Presented at American College of Veterinary Radiologists Annual Meeting, Memphis, TN, October 23, 2009 (preliminary data).
USE OF CONE-BEAM COMPUTED TOMOGRAPHY TO CHARACTERIZE DAILY URINARY BLADDER VARIATIONS DURING FRACTIONATED RADIOTHERAPY FOR CANINE BLADDER CANCER
Version of Record online: 23 JUN 2011
© 2011 Veterinary Radiology & Ultrasound
Veterinary Radiology & Ultrasound
Volume 52, Issue 5, pages 580–588, September/October 2011
How to Cite
NIESET, J. R., HARMON, J. F. and LARUE, S. M. (2011), USE OF CONE-BEAM COMPUTED TOMOGRAPHY TO CHARACTERIZE DAILY URINARY BLADDER VARIATIONS DURING FRACTIONATED RADIOTHERAPY FOR CANINE BLADDER CANCER. Veterinary Radiology & Ultrasound, 52: 580–588. doi: 10.1111/j.1740-8261.2011.01838.x
- Issue online: 16 SEP 2011
- Version of Record online: 23 JUN 2011
- Received February 19, 2010; accepted for publication May 3, 2011.
- bladder cancer;
- cone-beam computed tomography;
- planning target volume;
- radiation therapy;
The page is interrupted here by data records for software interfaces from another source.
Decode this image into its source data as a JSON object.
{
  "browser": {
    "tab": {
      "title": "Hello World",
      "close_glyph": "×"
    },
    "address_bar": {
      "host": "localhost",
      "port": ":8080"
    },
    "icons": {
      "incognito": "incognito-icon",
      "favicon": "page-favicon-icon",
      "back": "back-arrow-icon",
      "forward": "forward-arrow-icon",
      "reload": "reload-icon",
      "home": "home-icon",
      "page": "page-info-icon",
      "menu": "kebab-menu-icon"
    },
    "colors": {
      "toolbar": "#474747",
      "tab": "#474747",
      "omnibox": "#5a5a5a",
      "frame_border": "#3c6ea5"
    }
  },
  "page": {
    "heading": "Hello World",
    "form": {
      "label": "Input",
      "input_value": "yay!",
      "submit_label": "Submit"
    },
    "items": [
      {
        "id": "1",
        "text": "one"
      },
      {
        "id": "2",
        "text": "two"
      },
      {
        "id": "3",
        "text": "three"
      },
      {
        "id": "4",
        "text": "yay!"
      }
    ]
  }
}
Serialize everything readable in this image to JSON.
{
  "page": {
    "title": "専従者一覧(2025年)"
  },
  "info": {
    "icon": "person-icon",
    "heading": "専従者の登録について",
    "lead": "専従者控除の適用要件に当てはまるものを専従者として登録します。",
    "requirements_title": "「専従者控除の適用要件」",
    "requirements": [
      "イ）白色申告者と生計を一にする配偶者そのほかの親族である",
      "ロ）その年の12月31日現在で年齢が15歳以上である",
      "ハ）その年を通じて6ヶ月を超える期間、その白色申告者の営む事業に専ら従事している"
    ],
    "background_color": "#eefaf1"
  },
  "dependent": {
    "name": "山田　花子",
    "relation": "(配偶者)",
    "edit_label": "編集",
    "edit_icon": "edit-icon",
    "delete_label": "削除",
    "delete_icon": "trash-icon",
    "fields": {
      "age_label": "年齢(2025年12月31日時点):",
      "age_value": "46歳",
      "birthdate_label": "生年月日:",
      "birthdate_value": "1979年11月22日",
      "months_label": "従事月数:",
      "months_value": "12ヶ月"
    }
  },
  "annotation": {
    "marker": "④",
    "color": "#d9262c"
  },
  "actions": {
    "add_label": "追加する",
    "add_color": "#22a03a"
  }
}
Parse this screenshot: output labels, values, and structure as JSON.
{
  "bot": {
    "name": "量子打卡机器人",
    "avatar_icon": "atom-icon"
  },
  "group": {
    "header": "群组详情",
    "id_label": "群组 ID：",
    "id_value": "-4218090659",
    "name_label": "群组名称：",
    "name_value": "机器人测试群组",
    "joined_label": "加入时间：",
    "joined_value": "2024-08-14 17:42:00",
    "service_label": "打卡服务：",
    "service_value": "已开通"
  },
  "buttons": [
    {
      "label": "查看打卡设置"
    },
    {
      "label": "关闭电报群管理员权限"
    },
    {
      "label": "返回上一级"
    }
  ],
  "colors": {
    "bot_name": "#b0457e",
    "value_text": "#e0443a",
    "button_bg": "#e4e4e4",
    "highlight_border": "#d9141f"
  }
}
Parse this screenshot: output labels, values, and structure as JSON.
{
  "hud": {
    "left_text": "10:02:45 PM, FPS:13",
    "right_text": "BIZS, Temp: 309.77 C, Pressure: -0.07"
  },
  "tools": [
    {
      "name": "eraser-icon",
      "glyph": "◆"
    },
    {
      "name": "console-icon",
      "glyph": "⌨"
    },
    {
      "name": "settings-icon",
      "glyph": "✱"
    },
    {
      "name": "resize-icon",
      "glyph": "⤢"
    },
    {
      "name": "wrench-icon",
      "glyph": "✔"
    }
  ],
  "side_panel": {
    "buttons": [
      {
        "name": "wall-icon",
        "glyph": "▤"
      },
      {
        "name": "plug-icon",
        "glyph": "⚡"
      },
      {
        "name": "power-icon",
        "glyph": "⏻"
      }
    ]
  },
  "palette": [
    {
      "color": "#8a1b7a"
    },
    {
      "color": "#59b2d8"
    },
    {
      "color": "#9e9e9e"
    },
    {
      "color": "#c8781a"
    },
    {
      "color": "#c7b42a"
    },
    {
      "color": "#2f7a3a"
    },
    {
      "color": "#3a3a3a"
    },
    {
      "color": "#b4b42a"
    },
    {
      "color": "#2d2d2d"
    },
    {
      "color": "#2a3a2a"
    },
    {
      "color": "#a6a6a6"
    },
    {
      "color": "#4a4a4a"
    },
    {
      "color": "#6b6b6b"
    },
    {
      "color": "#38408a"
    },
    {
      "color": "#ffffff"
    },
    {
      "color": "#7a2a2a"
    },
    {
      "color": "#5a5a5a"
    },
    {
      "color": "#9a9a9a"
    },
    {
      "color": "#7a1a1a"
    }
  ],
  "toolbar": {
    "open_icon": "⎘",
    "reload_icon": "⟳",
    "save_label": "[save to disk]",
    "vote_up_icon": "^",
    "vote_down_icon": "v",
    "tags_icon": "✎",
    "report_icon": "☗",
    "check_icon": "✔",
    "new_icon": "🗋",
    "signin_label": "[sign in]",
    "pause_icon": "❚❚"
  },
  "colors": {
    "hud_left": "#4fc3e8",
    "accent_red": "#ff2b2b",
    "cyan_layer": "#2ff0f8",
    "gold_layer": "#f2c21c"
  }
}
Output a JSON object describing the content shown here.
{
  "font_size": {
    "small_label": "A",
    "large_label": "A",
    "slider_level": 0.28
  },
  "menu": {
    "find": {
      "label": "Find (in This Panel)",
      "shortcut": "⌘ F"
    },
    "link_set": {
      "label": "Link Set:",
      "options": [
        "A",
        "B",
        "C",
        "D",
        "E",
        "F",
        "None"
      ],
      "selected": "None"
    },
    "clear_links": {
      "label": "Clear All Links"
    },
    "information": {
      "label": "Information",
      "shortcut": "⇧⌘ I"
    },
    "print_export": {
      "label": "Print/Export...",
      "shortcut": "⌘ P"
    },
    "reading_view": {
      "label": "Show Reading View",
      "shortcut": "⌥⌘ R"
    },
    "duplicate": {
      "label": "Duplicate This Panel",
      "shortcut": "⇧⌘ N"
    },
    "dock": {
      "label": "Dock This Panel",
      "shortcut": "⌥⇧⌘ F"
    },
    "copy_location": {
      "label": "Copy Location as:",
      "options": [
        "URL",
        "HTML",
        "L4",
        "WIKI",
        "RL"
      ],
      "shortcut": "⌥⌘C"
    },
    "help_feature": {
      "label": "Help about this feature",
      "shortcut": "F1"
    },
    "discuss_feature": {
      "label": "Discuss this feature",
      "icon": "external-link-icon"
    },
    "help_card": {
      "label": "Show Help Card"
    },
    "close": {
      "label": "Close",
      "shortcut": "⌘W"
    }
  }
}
Urinary bladder cancer is difficult to treat accurately with fractionated radiation therapy (RT) due to daily positional changes of the bladder and surrounding soft-tissue structures. We quantified the daily motion experienced by the canine bladder with patients in dorsal vs. sternal vs. lateral recumbency. We also described the dose distribution for three different planning target volume expansions (5, 10, and 15 mm) for each of the three positions to ensure adequate bladder dose and minimize irradiation of nearby healthy tissues. Analysis was based on data from retrospective daily cone-beam computed tomography (CT) (CBCT) images obtained for positioning of canine patients undergoing routine RT. Organs of interest were contoured on each CBCT data set and the images, along with the contours, were registered to the original planning CT. All measurements were made relative to the planning CT and dosimetric data for the organs of interest was determined using a dose volume histogram generated from sample parallel-opposed beam configuration. There was a wide range in bladder position throughout treatment. The least amount of bladder variation and the lowest rectal dose was with dogs in lateral recumbency. It was also determined that a margin of 10 mm would allow for sufficient dose to be delivered to the bladder while minimizing rectal dose.